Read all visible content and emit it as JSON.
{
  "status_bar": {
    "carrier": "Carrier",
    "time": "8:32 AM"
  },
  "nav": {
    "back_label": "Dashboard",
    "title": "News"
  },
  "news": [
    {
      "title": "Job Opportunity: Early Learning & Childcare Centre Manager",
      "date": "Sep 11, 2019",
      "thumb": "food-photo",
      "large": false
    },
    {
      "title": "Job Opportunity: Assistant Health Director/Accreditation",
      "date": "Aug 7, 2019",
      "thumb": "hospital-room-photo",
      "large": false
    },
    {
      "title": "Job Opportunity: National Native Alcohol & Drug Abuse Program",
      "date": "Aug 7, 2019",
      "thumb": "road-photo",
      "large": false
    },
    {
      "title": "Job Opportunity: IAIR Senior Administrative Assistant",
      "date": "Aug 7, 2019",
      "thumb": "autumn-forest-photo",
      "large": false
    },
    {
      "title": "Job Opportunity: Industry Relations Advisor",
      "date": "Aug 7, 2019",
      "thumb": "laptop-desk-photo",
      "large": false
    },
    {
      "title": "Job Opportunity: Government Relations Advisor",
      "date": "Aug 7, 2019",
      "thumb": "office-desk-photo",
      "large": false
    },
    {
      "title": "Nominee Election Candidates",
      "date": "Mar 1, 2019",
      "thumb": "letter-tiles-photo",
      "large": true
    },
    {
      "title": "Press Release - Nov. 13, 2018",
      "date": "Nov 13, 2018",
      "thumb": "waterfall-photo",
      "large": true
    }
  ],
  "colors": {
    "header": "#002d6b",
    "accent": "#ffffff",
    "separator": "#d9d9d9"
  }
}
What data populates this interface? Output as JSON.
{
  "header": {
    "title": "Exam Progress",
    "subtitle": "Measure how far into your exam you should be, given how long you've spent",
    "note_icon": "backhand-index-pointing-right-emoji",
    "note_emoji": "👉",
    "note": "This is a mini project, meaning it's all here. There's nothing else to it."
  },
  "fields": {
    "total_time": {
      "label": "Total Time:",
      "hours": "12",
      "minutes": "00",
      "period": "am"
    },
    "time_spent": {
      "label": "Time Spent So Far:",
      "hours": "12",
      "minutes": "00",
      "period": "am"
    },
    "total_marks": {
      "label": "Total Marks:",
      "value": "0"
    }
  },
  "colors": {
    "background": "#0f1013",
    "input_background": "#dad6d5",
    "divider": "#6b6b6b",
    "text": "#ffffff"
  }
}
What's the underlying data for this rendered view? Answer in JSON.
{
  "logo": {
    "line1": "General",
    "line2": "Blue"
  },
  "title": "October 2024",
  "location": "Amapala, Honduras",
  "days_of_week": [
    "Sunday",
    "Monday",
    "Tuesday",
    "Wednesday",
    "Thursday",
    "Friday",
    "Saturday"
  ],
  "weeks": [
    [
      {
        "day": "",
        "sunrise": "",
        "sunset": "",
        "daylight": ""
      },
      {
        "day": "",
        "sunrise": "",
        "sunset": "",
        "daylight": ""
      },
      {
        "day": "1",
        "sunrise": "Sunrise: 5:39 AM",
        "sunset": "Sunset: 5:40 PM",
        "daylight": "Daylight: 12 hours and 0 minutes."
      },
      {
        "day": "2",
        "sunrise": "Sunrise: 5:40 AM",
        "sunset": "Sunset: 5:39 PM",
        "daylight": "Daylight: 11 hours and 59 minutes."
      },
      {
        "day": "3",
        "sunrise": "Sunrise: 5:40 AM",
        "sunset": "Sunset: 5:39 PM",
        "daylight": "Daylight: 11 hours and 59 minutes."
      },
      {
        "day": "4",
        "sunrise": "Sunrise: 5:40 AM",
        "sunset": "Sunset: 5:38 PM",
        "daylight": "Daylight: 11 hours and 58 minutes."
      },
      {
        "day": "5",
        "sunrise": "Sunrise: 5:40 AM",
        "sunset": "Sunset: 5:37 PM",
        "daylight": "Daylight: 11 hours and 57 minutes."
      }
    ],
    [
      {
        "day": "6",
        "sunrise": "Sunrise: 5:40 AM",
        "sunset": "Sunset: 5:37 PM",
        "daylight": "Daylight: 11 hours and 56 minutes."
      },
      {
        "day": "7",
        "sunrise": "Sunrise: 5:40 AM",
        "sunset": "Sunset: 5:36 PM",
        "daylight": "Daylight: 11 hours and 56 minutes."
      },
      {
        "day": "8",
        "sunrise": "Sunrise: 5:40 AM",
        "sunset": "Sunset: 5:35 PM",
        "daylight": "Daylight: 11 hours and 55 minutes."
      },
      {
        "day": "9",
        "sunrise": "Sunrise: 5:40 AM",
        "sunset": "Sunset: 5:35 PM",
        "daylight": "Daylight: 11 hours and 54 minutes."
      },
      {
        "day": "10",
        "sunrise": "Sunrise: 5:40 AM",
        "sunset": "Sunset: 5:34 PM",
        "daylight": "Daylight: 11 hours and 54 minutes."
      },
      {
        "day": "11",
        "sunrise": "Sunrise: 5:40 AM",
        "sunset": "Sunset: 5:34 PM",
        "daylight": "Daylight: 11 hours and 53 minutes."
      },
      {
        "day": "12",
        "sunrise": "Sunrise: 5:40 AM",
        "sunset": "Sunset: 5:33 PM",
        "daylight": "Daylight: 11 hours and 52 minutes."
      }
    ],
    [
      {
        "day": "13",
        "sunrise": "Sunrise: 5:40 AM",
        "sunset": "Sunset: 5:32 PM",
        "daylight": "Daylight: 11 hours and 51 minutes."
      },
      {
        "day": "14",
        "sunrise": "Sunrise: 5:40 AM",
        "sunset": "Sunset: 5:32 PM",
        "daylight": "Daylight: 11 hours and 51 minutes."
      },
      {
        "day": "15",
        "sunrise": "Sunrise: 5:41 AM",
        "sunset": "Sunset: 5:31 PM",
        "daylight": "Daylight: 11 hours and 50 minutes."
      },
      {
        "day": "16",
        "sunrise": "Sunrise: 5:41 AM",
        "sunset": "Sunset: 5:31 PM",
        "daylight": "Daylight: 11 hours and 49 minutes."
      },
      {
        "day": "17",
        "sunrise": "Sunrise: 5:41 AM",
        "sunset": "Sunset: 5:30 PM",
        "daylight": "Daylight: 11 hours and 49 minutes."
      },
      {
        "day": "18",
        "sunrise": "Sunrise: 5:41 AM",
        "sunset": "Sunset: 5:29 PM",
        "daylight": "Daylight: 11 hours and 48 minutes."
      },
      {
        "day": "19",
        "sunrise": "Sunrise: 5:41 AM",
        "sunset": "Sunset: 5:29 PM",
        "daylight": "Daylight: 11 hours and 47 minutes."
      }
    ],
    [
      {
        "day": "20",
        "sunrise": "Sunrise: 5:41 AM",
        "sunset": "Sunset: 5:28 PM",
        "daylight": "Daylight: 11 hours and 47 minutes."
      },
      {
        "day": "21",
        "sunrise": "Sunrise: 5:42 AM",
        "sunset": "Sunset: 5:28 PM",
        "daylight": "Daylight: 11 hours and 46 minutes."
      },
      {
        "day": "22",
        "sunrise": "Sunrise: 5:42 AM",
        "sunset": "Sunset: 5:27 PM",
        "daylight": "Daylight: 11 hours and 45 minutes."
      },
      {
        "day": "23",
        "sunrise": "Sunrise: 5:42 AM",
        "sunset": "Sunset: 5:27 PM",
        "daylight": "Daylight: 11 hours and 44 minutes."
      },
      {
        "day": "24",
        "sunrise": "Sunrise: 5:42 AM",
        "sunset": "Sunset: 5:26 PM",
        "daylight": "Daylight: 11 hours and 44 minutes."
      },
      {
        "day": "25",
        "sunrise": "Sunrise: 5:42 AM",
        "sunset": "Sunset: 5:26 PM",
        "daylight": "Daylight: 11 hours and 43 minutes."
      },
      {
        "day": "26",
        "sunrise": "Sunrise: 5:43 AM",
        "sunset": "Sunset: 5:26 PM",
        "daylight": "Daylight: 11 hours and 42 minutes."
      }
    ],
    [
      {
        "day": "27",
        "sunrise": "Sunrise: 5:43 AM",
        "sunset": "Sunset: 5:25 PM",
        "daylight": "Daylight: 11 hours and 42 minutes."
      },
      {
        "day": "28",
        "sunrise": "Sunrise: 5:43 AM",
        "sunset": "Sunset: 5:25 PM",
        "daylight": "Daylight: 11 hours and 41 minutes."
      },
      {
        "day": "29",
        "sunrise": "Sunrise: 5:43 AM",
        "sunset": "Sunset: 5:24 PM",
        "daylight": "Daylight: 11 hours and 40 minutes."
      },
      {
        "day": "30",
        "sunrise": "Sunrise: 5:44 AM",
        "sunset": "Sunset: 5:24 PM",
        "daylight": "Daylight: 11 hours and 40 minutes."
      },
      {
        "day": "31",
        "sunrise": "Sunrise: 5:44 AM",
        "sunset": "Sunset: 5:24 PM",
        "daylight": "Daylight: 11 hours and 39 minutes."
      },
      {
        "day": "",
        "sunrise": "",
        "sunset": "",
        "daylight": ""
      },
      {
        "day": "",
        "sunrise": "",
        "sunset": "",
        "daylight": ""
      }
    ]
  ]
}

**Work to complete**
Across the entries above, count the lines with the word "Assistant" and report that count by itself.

**Written answer**
2